The DOJ launched its investigation of Chicago's 12,000-member police force in December 2015 after the release of squad car video showing a white officer shooting McDonald 16 times as he walked away holding a small, folded-up knife. The shooting happened more than a year earlier, and city lawyers fought the release of the video. It only happened after a court ordered it, and the officer who killed McDonald wasn't charged until hours before the video's release.
During their investigation, members of the DOJ's civil rights division combed through Chicago police records, rode along with beat cops and held public meetings in largely black neighborhoods.
Unlike the deal announced in Baltimore, there's no binding deal with Chicago. All that work will be done after Trump's inauguration. The next critical stage will be closed-door, bilateral negotiations between the DOJ and city officials to reach a detailed settlement. They haven't typically included deadlines by which to comply, though some consent decrees have set a goal of "sustained compliance" within two to four years.
While Trump's position on such DOJ investigations isn't clear, he portrayed himself as staunchly pro-law enforcement while campaigning and was endorsed by many police unions, including Chicago's.
During confirmation hearings in Washington this week, Trump's attorney general nominee, Sessions, spoke about consent decrees. He stopped short of flatly rejecting the Obama administration's approach of making a federal court the main tool for getting a police department to change, but he made his reservations clear.
"The consent decree itself is not necessarily a bad thing," he said. But they can potentially "undermine the respect for police officers and create an impression that the entire department is not doing their work consistent with fidelity to law and fairness. And we need to be careful before we do that."
Political appointees at the DOJ could argue for altering many of the procedures favored by Obama appointees, but career staffers could also push for continuity.
The DOJ has conducted civil rights investigations of nearly 70 police departments since 1994, when Congress authorized them. They have focused on small departments with fewer than 10 officers to much larger ones like those in Chicago and Puerto Rico, which has 18,000.
Among other cities whose police departments were recently subjected to civil rights investigations are Cleveland and Ferguson, Missouri. The Cleveland investigation was spurred partly by a 2012 incident in which police killed two unarmed black suspects by firing 137 shots into their car.
The Ferguson investigation was spurred by the 2014 killing of an unarmed black teenager, Michael Brown, by a white police officer. The DOJ report on Ferguson was scathing, finding that police and the municipal court system generated city revenue through fines of African-Americans, among other abuses.
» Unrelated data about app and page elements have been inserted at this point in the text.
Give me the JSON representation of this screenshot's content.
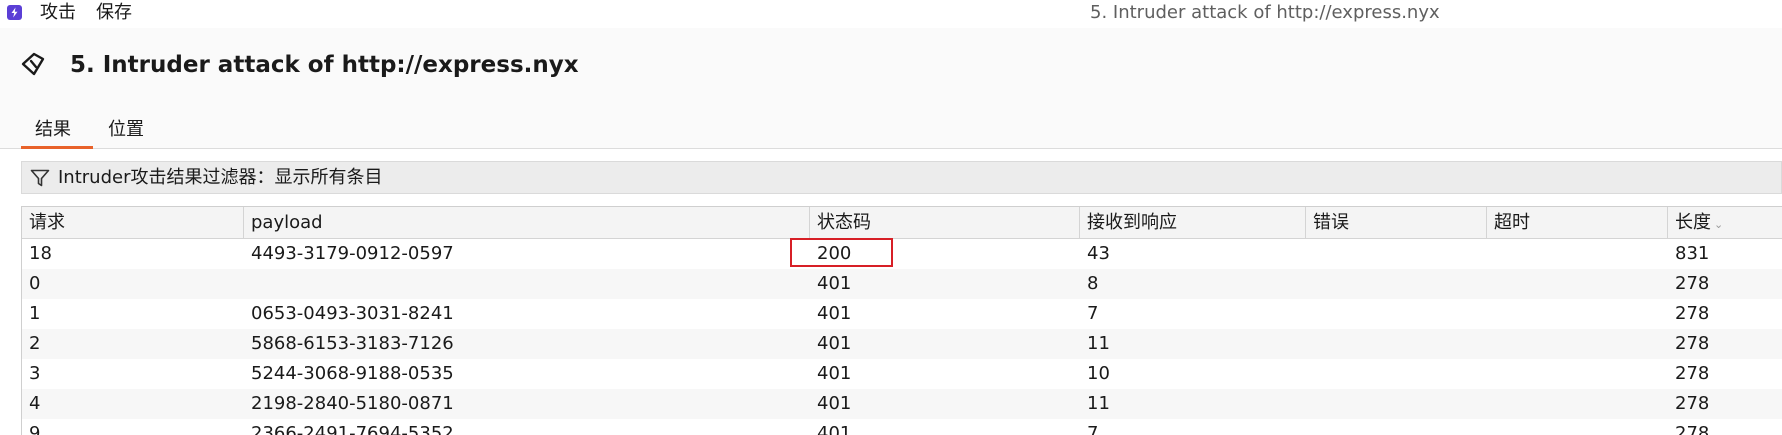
{
  "menubar": {
    "logo_icon": "burp-logo-icon",
    "attack_label": "攻击",
    "save_label": "保存",
    "window_title": "5. Intruder attack of http://express.nyx"
  },
  "header": {
    "icon": "intruder-icon",
    "title": "5. Intruder attack of http://express.nyx"
  },
  "tabs": [
    {
      "label": "结果",
      "active": true
    },
    {
      "label": "位置",
      "active": false
    }
  ],
  "accent_color": "#e8622a",
  "highlight_color": "#d71f26",
  "filter": {
    "icon": "filter-icon",
    "text": "Intruder攻击结果过滤器：显示所有条目"
  },
  "table": {
    "columns": [
      "请求",
      "payload",
      "状态码",
      "接收到响应",
      "错误",
      "超时",
      "长度"
    ],
    "sorted_column": "长度",
    "rows": [
      {
        "request": "18",
        "payload": "4493-3179-0912-0597",
        "status": "200",
        "received": "43",
        "error": "",
        "timeout": "",
        "length": "831"
      },
      {
        "request": "0",
        "payload": "",
        "status": "401",
        "received": "8",
        "error": "",
        "timeout": "",
        "length": "278"
      },
      {
        "request": "1",
        "payload": "0653-0493-3031-8241",
        "status": "401",
        "received": "7",
        "error": "",
        "timeout": "",
        "length": "278"
      },
      {
        "request": "2",
        "payload": "5868-6153-3183-7126",
        "status": "401",
        "received": "11",
        "error": "",
        "timeout": "",
        "length": "278"
      },
      {
        "request": "3",
        "payload": "5244-3068-9188-0535",
        "status": "401",
        "received": "10",
        "error": "",
        "timeout": "",
        "length": "278"
      },
      {
        "request": "4",
        "payload": "2198-2840-5180-0871",
        "status": "401",
        "received": "11",
        "error": "",
        "timeout": "",
        "length": "278"
      },
      {
        "request": "9",
        "payload": "2366-2491-7694-5352",
        "status": "401",
        "received": "7",
        "error": "",
        "timeout": "",
        "length": "278"
      }
    ]
  }
}
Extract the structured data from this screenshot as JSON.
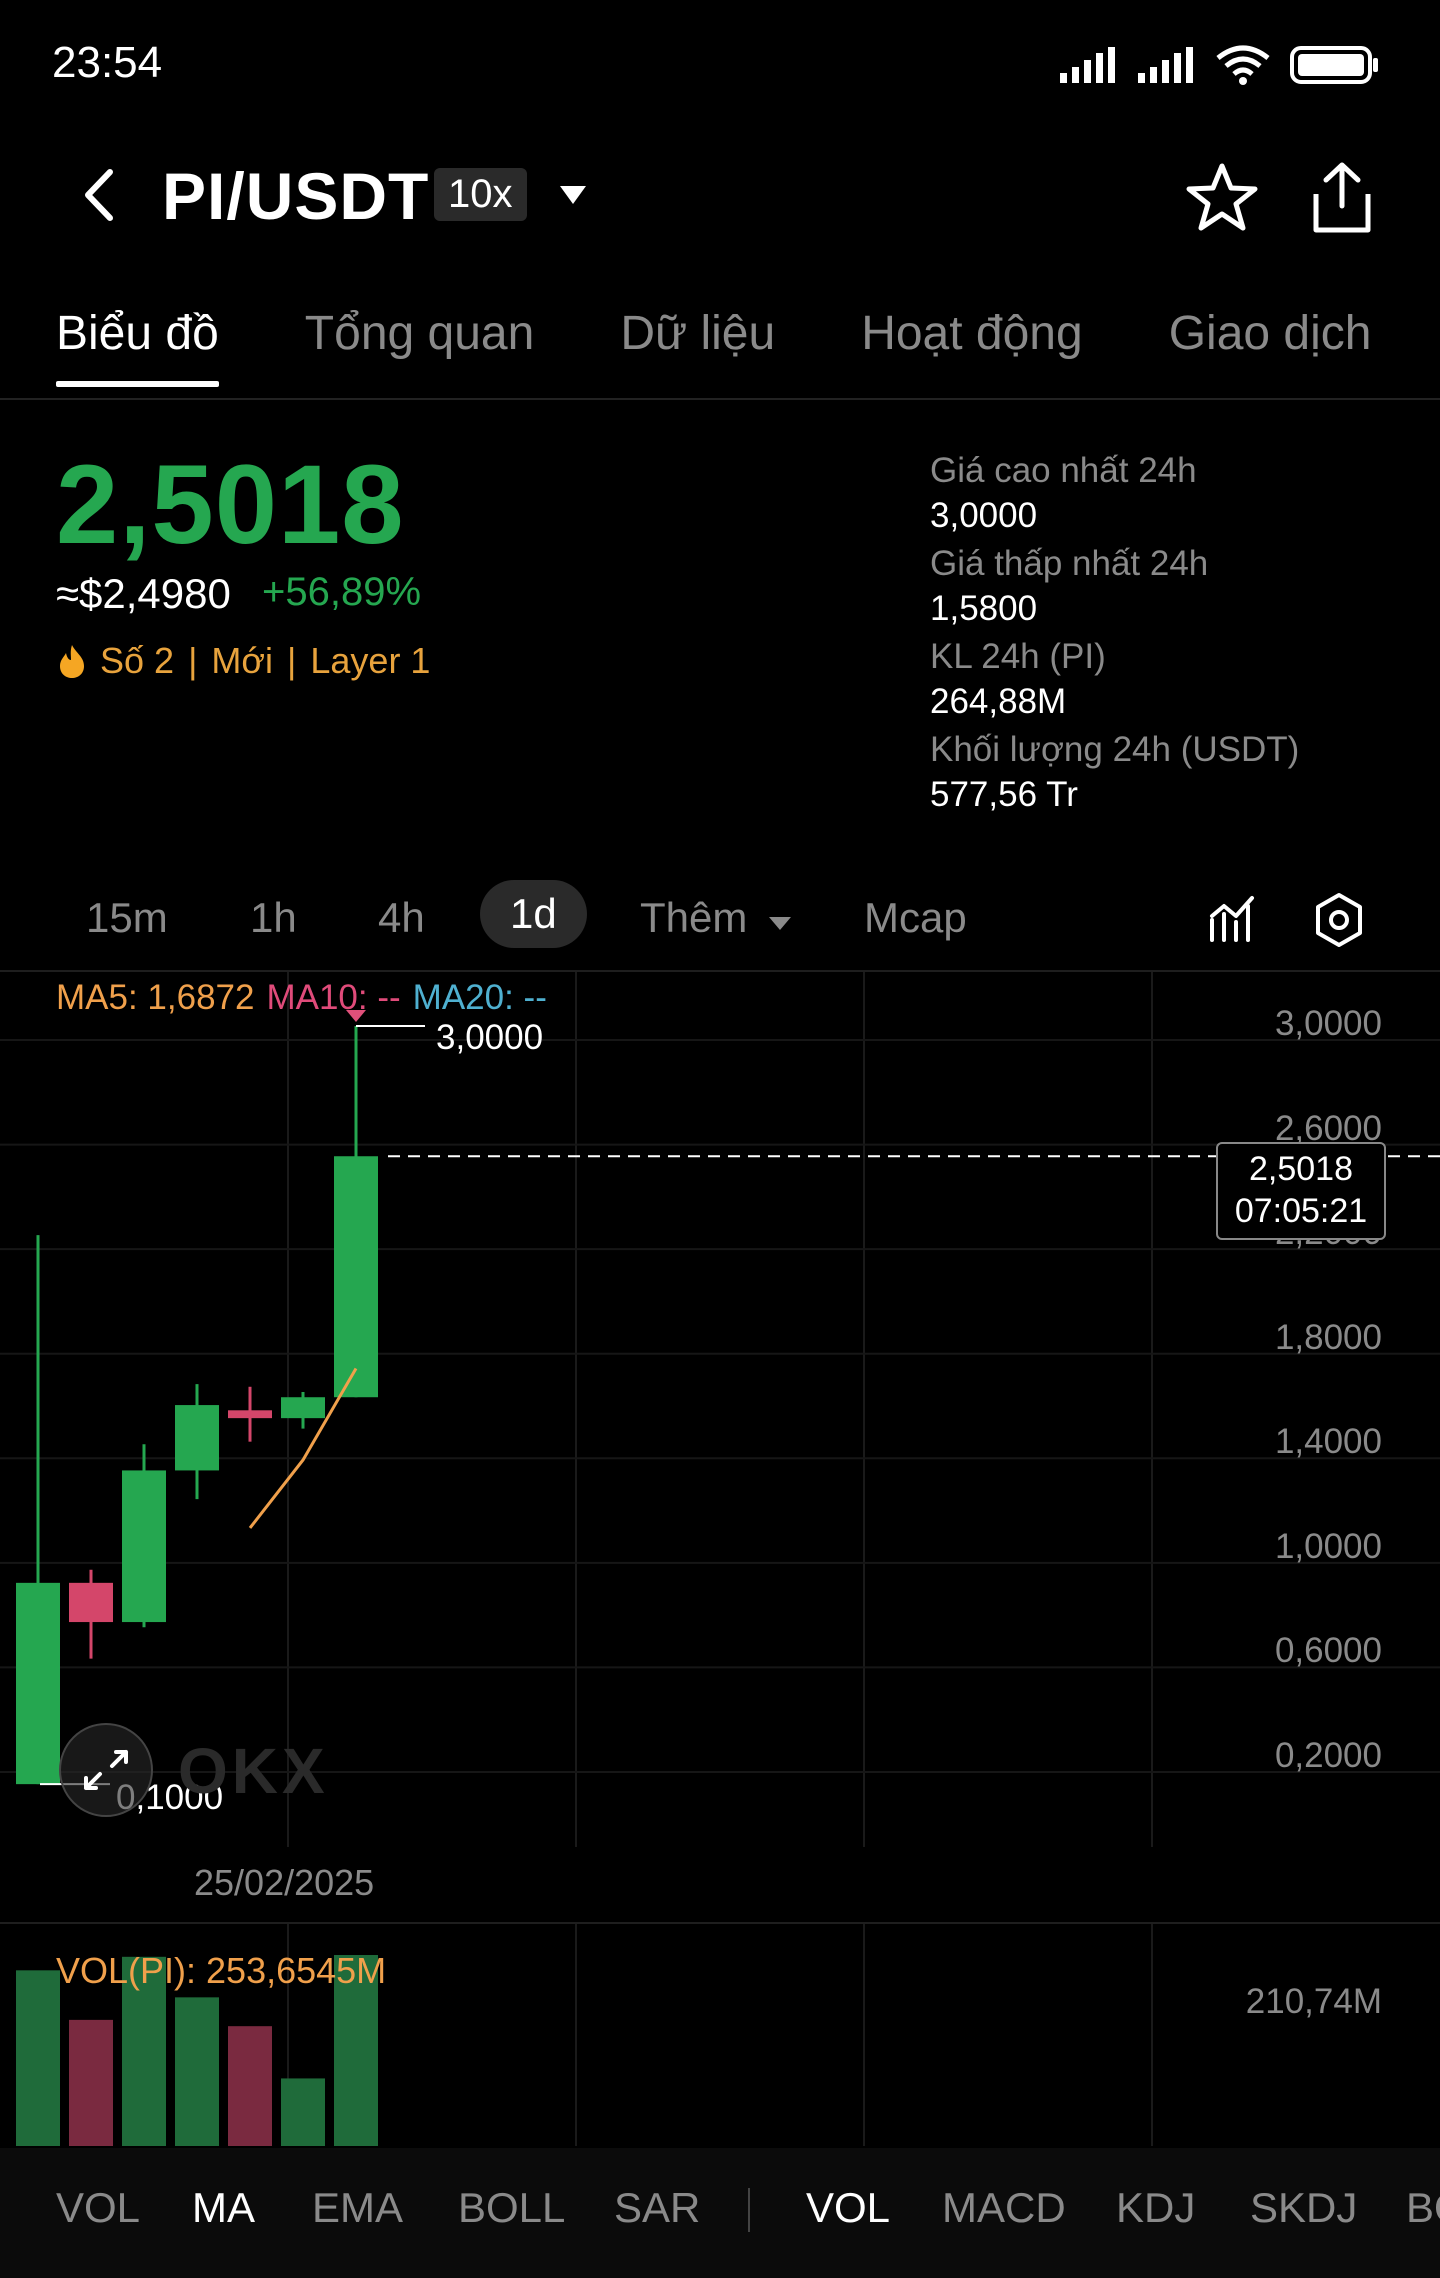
{
  "status": {
    "time": "23:54"
  },
  "header": {
    "pair": "PI/USDT",
    "leverage": "10x"
  },
  "tabs": [
    {
      "label": "Biểu đồ",
      "active": true
    },
    {
      "label": "Tổng quan",
      "active": false
    },
    {
      "label": "Dữ liệu",
      "active": false
    },
    {
      "label": "Hoạt động",
      "active": false
    },
    {
      "label": "Giao dịch",
      "active": false
    }
  ],
  "price": {
    "last": "2,5018",
    "usd": "≈$2,4980",
    "change": "+56,89%",
    "tags": [
      "Số 2",
      "Mới",
      "Layer 1"
    ],
    "up_color": "#25a750",
    "down_color": "#d4466a"
  },
  "stats": [
    {
      "label": "Giá cao nhất 24h",
      "value": "3,0000"
    },
    {
      "label": "Giá thấp nhất 24h",
      "value": "1,5800"
    },
    {
      "label": "KL 24h (PI)",
      "value": "264,88M"
    },
    {
      "label": "Khối lượng 24h (USDT)",
      "value": "577,56 Tr"
    }
  ],
  "intervals": [
    {
      "label": "15m",
      "active": false
    },
    {
      "label": "1h",
      "active": false
    },
    {
      "label": "4h",
      "active": false
    },
    {
      "label": "1d",
      "active": true
    },
    {
      "label": "Thêm",
      "active": false
    },
    {
      "label": "Mcap",
      "active": false
    }
  ],
  "ma_legend": {
    "ma5": "MA5: 1,6872",
    "ma10": "MA10: --",
    "ma20": "MA20: --"
  },
  "chart_data": {
    "type": "candlestick",
    "y_axis_labels": [
      "3,0000",
      "2,6000",
      "2,2000",
      "1,8000",
      "1,4000",
      "1,0000",
      "0,6000",
      "0,2000"
    ],
    "ylim": [
      0.05,
      3.05
    ],
    "x_label": "25/02/2025",
    "high_marker": "3,0000",
    "low_marker": "0,1000",
    "current_price": "2,5018",
    "countdown": "07:05:21",
    "candles": [
      {
        "open": 0.1,
        "high": 2.2,
        "low": 0.1,
        "close": 0.87
      },
      {
        "open": 0.87,
        "high": 0.92,
        "low": 0.58,
        "close": 0.72
      },
      {
        "open": 0.72,
        "high": 1.4,
        "low": 0.7,
        "close": 1.3
      },
      {
        "open": 1.3,
        "high": 1.63,
        "low": 1.19,
        "close": 1.55
      },
      {
        "open": 1.53,
        "high": 1.62,
        "low": 1.41,
        "close": 1.5
      },
      {
        "open": 1.5,
        "high": 1.6,
        "low": 1.46,
        "close": 1.58
      },
      {
        "open": 1.58,
        "high": 3.0,
        "low": 1.58,
        "close": 2.5018
      }
    ],
    "ma5": [
      null,
      null,
      null,
      null,
      1.08,
      1.34,
      1.69
    ],
    "volume": {
      "legend": "VOL(PI): 253,6545M",
      "axis_label": "210,74M",
      "max": 222,
      "values": [
        195,
        140,
        210,
        165,
        133,
        75,
        212
      ]
    }
  },
  "bottom_indicators": [
    {
      "label": "VOL",
      "active": false
    },
    {
      "label": "MA",
      "active": true
    },
    {
      "label": "EMA",
      "active": false
    },
    {
      "label": "BOLL",
      "active": false
    },
    {
      "label": "SAR",
      "active": false
    },
    {
      "label": "VOL",
      "active": true
    },
    {
      "label": "MACD",
      "active": false
    },
    {
      "label": "KDJ",
      "active": false
    },
    {
      "label": "SKDJ",
      "active": false
    },
    {
      "label": "BO",
      "active": false
    }
  ],
  "watermark": "OKX"
}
Six months of talks led to a settlement, but the Ferguson City Council initially rejected it, citing its cost. After receiving assurances the costs would be a more manageable $2.3 million over three years, the council approved the deal.